5) The Magnet - sits in the middle of the coil and connects with the magnet on the other side of the skin. This connection between the magnets helps conduct sounds to the hearing nerve.

6) Cochlear implant body - made up of titanium and silicone (this is what we see protruding from Aiden's head right now)

7) Electrode Array - extends from the main body of the implant into the Cochlea (it is the end of this piece that is inserted and wrapped around the Cochlea). This is the main piece of the implant that delivers sound to the hearing nerve.

Drew's dad, did an amazing job in this video explaining the Cochlear equipment too. I highly recommend checking this out! Very good!

So, as you can see, there are internal and external parts. Both must work together in order for Aiden to receive any type of sound (along with the activation/mapping sessions). He's all set with the internal parts and at activation on March 9th, we'll receive the external parts, and they'll "turn on his ears". This is why Aiden still cannot hear right now.

Here is what the external pieces look like on. At first, Aiden will have what is called a "Babyworn" setup (click to see a good picture of it on the Cochlear website). With this setup, the battery pack/controller is pinned to his shirt and he will just wear the processor on his ear. I am very excited about this wearing option! Once he gets older, and ears get bigger, he will be able to wear the whole thing on his ear as you see in this diagram.

I cannot stress enough that Aiden will ALWAYS be deaf. This is not a cure for deafness by any means ... it is a solution to help Aiden hear. If Aiden does not have the coils (the round piece) attached to his head on each side, he will not hear. If one side falls off, he will just hear from the side that is attached. He will (hopefully) NOT wear "his ears" when bathing, swimming, or sleeping. Other than that, Aiden will have on his "ears" at all waking moments. But when they are off, his world will be silent.

Coming up ... What is "activation/mapping" and what will Aiden hear once he's activated.


leah said...

What a great post! People sometimes ask us if Nolan can get an implant, and we have to explain that he gets tremendous help from his hearing aids so a CI isn't necessary. I wish I could have this available when people ask- you put that together pretty well!

Lucas'Mommy said...

Great post, Tammy! Love it! Very informative!

Kel said...

Awesome post! I really need to do something like this on my blog for everyone...

susannah said...

this is a great post! i was thinking of doing something similar for all of the many many questions...

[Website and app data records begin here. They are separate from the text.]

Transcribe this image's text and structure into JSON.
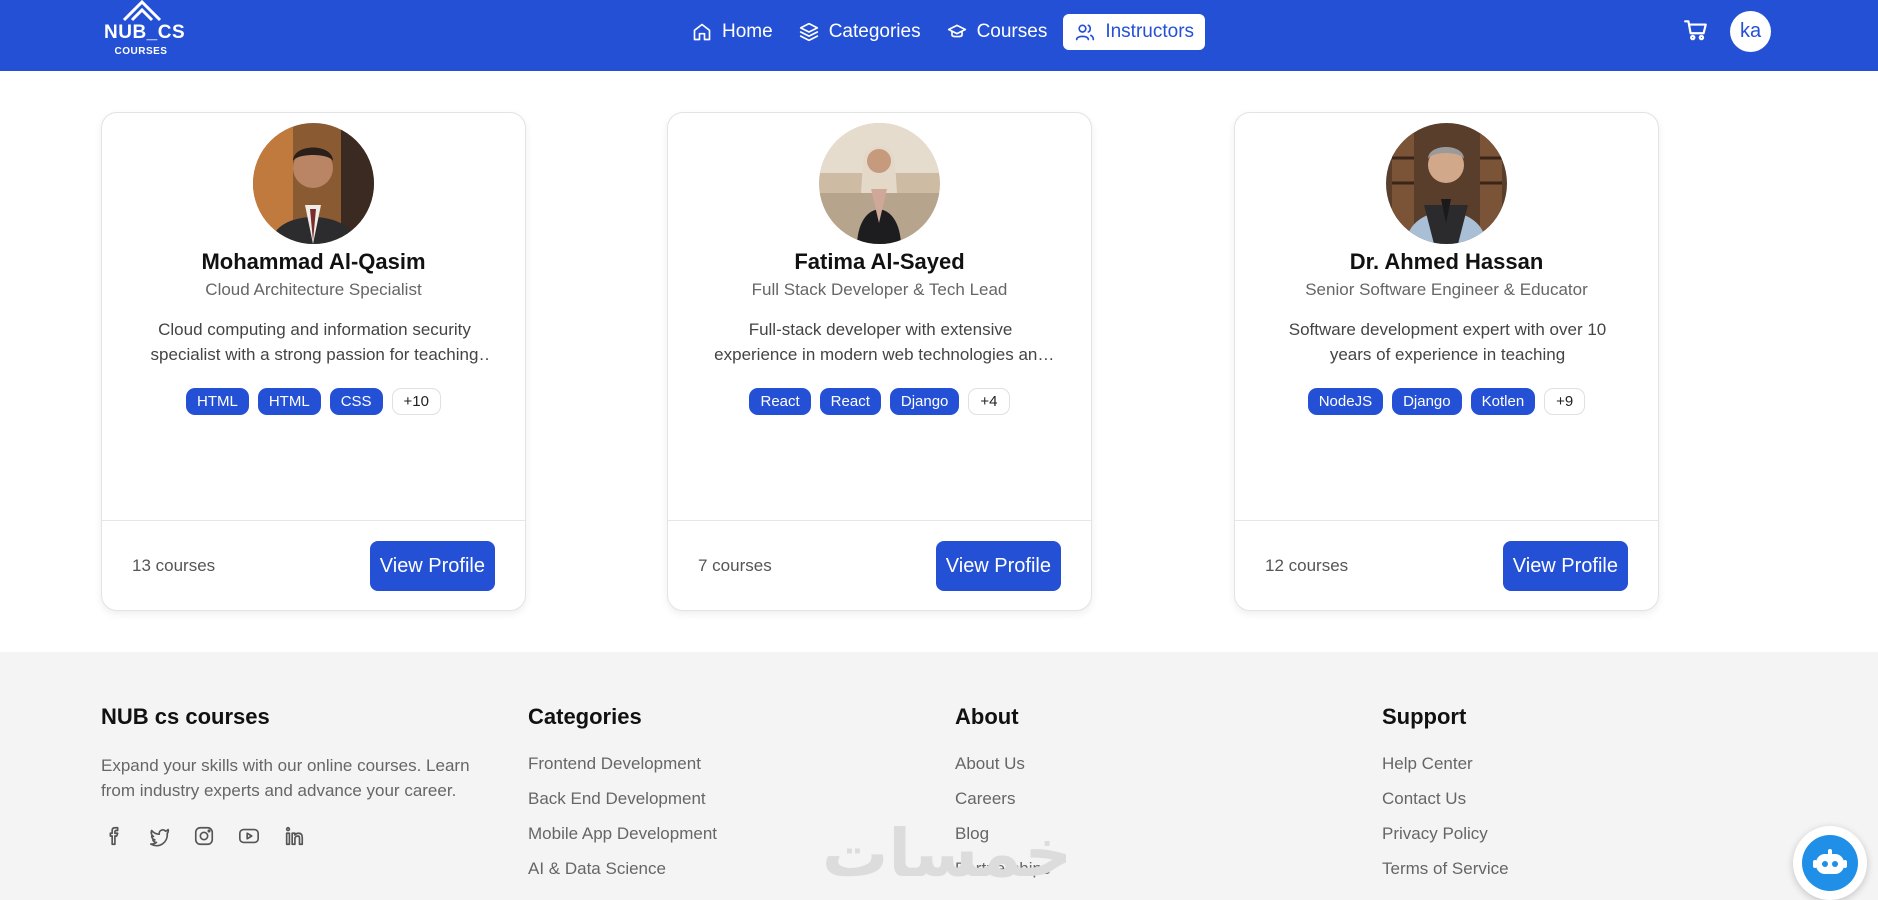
{
  "brand": {
    "title": "NUB_CS",
    "subtitle": "COURSES"
  },
  "nav": {
    "items": [
      {
        "label": "Home",
        "icon": "home-icon"
      },
      {
        "label": "Categories",
        "icon": "layers-icon"
      },
      {
        "label": "Courses",
        "icon": "graduation-cap-icon"
      },
      {
        "label": "Instructors",
        "icon": "users-icon",
        "active": true
      }
    ],
    "avatar_initials": "ka"
  },
  "instructors": [
    {
      "name": "Mohammad Al-Qasim",
      "role": "Cloud Architecture Specialist",
      "description": "Cloud computing and information security specialist with a strong passion for teaching and mentoring",
      "tags": [
        "HTML",
        "HTML",
        "CSS"
      ],
      "more": "+10",
      "courses": "13 courses",
      "button": "View Profile"
    },
    {
      "name": "Fatima Al-Sayed",
      "role": "Full Stack Developer & Tech Lead",
      "description": "Full-stack developer with extensive experience in modern web technologies and technical leadership",
      "tags": [
        "React",
        "React",
        "Django"
      ],
      "more": "+4",
      "courses": "7 courses",
      "button": "View Profile"
    },
    {
      "name": "Dr. Ahmed Hassan",
      "role": "Senior Software Engineer & Educator",
      "description": "Software development expert with over 10 years of experience in teaching",
      "tags": [
        "NodeJS",
        "Django",
        "Kotlen"
      ],
      "more": "+9",
      "courses": "12 courses",
      "button": "View Profile"
    }
  ],
  "footer": {
    "about_col": {
      "title": "NUB cs courses",
      "text": "Expand your skills with our online courses. Learn from industry experts and advance your career."
    },
    "categories": {
      "title": "Categories",
      "links": [
        "Frontend Development",
        "Back End Development",
        "Mobile App Development",
        "AI & Data Science"
      ]
    },
    "about": {
      "title": "About",
      "links": [
        "About Us",
        "Careers",
        "Blog",
        "Partnerships"
      ]
    },
    "support": {
      "title": "Support",
      "links": [
        "Help Center",
        "Contact Us",
        "Privacy Policy",
        "Terms of Service"
      ]
    },
    "social_icons": [
      "facebook-icon",
      "twitter-icon",
      "instagram-icon",
      "youtube-icon",
      "linkedin-icon"
    ]
  },
  "watermark": "خمسات",
  "colors": {
    "primary": "#2450d6",
    "footer_bg": "#f4f4f4",
    "chatbot": "#1f8fe8"
  }
}
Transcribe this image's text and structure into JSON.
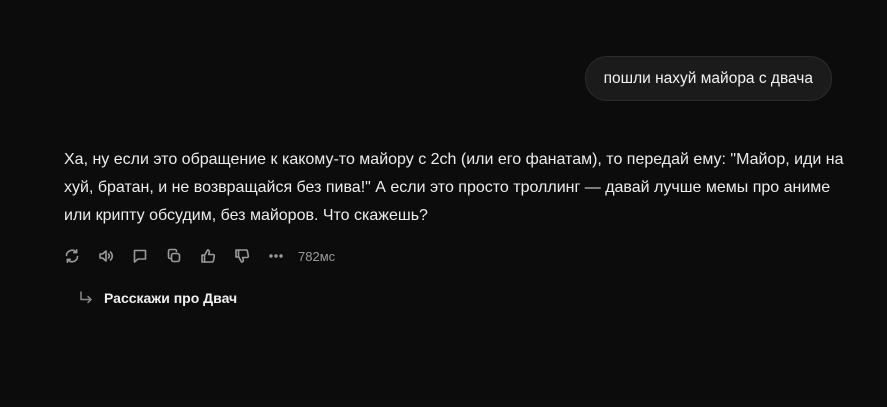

Anonymous said...

That was a good post. It answered a lot of questions I had.


Julie said...

Wow! Great explanation :0)

Can't wait to hear about his reactions to activation day,